The President was on Wednesday conferred with an Honorary Doctorate of Law by the University of Zimbabwe.
In a citation accompanying the conferment of the honorary doctorate to the President at Great Zimbabwe University, former Midlands State University Vice Chancellor Professor Emeritus Ngwabi Bhebhe said the President deserved recognition for the role he played in shaping the country’s history.
Prof Bhebhe said President Mnangagwa overcame many challenges in his struggle to create a free and just Zimbabwe after colonial rule.
“His Excellency more than deserves this highest honour and distinction that Great Zimbabwe University bestows upon anyone in recognition of an individual’s striking and unparalleled achievement or contribution to society,” he said. “Such illustrious and distinguished individuals come rarely in any society and we are fortunate to have one in the person of Emmerson Dambudzo Mnangagwa.”
Prof Bhebhe said President Mnangagwa defied his humble background and rose to become a towering figure in the history of Zimbabwe’s liberation struggle after being among a cast of the first group of young people to skip the country’s borders and undergo military training to confront the settler regime.
“His indomitable fortitude saw him endure excruciating, brutal torture and severe hardships of colonial imprisonment,” he said. “Most of the time he served his prison sentence, he lived in a D cell, a cubicle almost the size of a big kitchen refrigerator.’’

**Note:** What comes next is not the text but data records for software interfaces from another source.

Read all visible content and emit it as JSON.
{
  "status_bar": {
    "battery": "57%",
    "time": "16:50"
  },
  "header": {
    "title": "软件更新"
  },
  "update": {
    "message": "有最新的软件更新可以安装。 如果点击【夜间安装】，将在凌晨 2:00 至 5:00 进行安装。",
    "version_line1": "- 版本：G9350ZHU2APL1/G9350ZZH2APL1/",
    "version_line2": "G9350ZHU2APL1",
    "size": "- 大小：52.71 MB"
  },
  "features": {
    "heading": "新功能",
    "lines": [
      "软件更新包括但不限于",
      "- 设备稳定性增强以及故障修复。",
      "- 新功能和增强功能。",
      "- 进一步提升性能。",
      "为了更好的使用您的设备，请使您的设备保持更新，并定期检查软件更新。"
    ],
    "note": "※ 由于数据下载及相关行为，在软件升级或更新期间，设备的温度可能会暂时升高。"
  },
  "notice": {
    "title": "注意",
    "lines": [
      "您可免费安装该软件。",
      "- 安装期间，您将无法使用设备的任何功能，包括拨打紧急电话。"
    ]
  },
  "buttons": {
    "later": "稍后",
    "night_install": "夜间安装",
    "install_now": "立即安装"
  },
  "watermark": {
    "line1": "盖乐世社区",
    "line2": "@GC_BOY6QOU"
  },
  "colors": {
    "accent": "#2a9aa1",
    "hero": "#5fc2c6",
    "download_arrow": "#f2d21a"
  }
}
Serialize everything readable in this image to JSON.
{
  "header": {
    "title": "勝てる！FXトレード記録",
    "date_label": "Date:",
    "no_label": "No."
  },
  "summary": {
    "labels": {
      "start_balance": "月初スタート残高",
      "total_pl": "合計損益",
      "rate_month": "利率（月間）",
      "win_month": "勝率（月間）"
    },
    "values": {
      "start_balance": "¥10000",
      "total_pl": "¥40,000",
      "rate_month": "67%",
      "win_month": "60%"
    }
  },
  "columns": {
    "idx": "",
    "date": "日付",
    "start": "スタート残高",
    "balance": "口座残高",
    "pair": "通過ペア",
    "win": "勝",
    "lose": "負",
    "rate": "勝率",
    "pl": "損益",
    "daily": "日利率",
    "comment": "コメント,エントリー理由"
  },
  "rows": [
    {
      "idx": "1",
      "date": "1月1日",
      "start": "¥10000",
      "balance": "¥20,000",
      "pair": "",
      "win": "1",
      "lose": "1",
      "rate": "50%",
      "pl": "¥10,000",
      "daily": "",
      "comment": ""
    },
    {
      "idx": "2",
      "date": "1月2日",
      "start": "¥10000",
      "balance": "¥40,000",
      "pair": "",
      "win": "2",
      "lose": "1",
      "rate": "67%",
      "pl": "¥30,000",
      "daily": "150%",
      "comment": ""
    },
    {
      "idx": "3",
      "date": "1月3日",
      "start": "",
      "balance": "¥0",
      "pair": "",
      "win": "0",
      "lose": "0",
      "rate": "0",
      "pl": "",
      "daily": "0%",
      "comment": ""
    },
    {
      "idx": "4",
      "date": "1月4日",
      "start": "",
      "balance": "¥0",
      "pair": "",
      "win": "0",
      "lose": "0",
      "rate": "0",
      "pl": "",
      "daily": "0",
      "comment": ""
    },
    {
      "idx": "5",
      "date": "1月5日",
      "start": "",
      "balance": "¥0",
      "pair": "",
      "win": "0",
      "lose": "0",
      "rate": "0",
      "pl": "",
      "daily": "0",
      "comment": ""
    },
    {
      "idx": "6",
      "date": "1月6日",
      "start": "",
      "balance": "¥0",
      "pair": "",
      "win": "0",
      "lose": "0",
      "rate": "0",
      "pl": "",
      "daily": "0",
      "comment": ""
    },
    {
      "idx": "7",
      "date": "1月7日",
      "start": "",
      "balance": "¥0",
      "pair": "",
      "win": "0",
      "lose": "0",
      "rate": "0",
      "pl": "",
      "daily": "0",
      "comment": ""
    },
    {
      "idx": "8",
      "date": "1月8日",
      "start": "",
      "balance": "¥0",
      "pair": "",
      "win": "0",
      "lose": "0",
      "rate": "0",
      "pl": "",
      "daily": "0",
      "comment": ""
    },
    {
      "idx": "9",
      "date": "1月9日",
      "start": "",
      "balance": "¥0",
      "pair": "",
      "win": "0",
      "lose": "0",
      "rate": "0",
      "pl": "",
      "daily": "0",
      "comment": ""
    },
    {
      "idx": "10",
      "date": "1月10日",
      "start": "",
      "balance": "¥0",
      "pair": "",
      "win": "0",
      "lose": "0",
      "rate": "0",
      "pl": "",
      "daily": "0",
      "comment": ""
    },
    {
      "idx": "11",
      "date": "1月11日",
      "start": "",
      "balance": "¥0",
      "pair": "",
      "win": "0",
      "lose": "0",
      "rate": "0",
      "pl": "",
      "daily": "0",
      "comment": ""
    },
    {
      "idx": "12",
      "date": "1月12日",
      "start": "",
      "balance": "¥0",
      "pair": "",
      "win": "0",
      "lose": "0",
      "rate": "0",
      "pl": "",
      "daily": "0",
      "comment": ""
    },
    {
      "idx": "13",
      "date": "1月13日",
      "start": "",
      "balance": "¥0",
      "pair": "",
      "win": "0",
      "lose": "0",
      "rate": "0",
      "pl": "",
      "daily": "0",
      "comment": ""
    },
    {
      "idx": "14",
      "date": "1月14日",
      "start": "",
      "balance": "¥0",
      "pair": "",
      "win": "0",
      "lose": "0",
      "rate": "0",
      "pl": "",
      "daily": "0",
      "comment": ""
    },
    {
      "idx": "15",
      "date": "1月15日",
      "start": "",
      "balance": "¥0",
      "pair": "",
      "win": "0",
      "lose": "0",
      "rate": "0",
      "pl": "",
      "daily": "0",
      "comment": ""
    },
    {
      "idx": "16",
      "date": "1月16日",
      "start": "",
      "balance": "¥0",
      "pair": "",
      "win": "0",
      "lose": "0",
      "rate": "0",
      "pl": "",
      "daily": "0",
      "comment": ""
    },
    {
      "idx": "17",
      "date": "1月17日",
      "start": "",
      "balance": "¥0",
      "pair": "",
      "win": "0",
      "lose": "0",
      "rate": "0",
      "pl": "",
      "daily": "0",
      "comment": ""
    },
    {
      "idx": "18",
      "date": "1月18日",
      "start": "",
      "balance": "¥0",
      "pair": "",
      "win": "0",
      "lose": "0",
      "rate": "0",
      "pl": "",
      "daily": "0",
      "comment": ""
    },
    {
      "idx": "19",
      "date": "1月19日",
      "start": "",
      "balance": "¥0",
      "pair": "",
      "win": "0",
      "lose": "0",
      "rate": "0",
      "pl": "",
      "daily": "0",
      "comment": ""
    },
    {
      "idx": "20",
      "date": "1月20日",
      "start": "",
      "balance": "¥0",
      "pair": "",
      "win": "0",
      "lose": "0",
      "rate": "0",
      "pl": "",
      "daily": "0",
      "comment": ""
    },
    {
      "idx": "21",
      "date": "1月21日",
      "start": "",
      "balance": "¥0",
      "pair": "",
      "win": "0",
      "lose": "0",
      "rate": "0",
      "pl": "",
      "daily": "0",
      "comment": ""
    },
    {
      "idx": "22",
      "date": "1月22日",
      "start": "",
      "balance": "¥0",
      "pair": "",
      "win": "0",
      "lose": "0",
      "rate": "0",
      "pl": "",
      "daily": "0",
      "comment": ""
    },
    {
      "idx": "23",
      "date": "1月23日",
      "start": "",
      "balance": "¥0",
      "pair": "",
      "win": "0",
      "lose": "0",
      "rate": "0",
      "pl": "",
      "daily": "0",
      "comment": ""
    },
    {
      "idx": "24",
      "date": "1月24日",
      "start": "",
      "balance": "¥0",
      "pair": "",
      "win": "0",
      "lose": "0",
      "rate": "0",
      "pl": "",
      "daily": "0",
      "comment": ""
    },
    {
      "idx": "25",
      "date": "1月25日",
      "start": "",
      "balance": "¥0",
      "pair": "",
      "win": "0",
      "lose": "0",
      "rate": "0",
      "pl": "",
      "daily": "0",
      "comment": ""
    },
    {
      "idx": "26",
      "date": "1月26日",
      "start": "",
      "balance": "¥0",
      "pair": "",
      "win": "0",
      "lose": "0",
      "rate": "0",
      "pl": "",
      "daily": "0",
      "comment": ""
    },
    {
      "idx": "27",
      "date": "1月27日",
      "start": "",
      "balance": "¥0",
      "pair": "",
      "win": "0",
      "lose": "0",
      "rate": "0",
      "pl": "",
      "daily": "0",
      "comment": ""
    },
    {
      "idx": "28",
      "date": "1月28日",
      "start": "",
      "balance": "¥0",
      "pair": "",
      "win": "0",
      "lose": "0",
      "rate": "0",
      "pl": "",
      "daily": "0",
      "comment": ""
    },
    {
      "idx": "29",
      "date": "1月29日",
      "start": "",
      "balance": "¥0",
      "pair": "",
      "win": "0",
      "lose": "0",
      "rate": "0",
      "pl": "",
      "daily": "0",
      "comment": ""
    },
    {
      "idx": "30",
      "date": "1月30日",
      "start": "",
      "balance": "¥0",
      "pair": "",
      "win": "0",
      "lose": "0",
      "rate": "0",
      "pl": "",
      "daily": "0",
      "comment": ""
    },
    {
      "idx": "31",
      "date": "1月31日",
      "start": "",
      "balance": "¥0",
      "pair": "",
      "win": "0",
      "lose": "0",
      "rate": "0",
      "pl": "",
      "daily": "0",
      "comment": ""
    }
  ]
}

Prof Bhebhe said the President overcame the challenges culminating in his admission to the Bar of the High Court in Zambia in 1976.
He was later to serve former president Mr Robert Mugabe with distinction after his appointment as his assistant during the liberation struggle.
Prof Bhebhe said President Mnangagwa showed his political skills when he successfully superintended over the integration of warring armies, namely Zanla, Zipra and Rhodesian forces, to create one unified army that developed to become the envy of Africa and beyond.
“Cde Mnangagwa has held several ministerial posts starting with that of State Security,” said prof Bhebhe. “That was a post that brought him face to face with apartheid South Africa, a pariah state which sought to preserve its domestic colonial oppression of Africans by means of military destabilisation of its neighbours.
“It is a chapter of our history which left us with deep scars and bruises.’’
Prof Bhebhe said President Mnangagwa deserved to be honoured as a fierce opponent of the death penalty, a stance that saw him refraining from signing death sentences when he was Minister of Justice.
President Mnangagwa escaped the gallows during the Rhodesian era after bombing a train in 1965.
The sentence was commuted to 10 years on account of his young age.
Prof Bhebhe said President Mnangagwa was a tolerant leader, who kept his cool despite being publicly tormented by his detractors before he eventually assumed the presidency.
‘“Once in power, His Excellency set about ending Zimbabwe’s isolation and re-inventing our politics, placing the economy at the heart of our national narrative with the mantra ‘‘Zimbabwe is open of business’. He committed his Government to eliminating all forms of corruption and to re-engage the West and the rest of the world in an effort to achieve national economic recovery,” he said.
Prof Bhebhe said President Mnangagwa showed the world that he was a leader with rare fortitude after promising free and fair elections and kept the promise by leading the country to arguably the most peaceful polls in post-independent Zimbabwe on July 30.
He said President Mnangagwa also showed bold leadership by appointing a Commission of Inquiry to probe the August 1 political violence.
President Mnangagwa said he was humbled by the recognition from GZU.
He noted that his past and future contribution to Zimbabwe was not about acclaim.
President Mnangagwa said there were many unsung heroes who sacrificed their lives for Zimbabwe to be what it is today.
“Ours was for the love of our country and motivated by the desire to see a better quality of life of all the people of this great land,’’ he said. ‘’I receive this award, therefore, fully cognisant of this rich heritage, which this university, the education sector and the country in general must reclaim, revive and restore.
“Our national confidence, pride, boldness and determination must be re-ignited once again, as we journey towards the modernisation and industrialisation of our country to attain Vision 2030.”
President Mnangagwa emphasised love, unity, peace and freedom.
Higher and Tertiary Education, Science and Technology Development Minister Professor Amon Murwira paid tribute to President Mnangagwa for guiding the country towards the use of heritage-based science to develop the economy.-zimpapers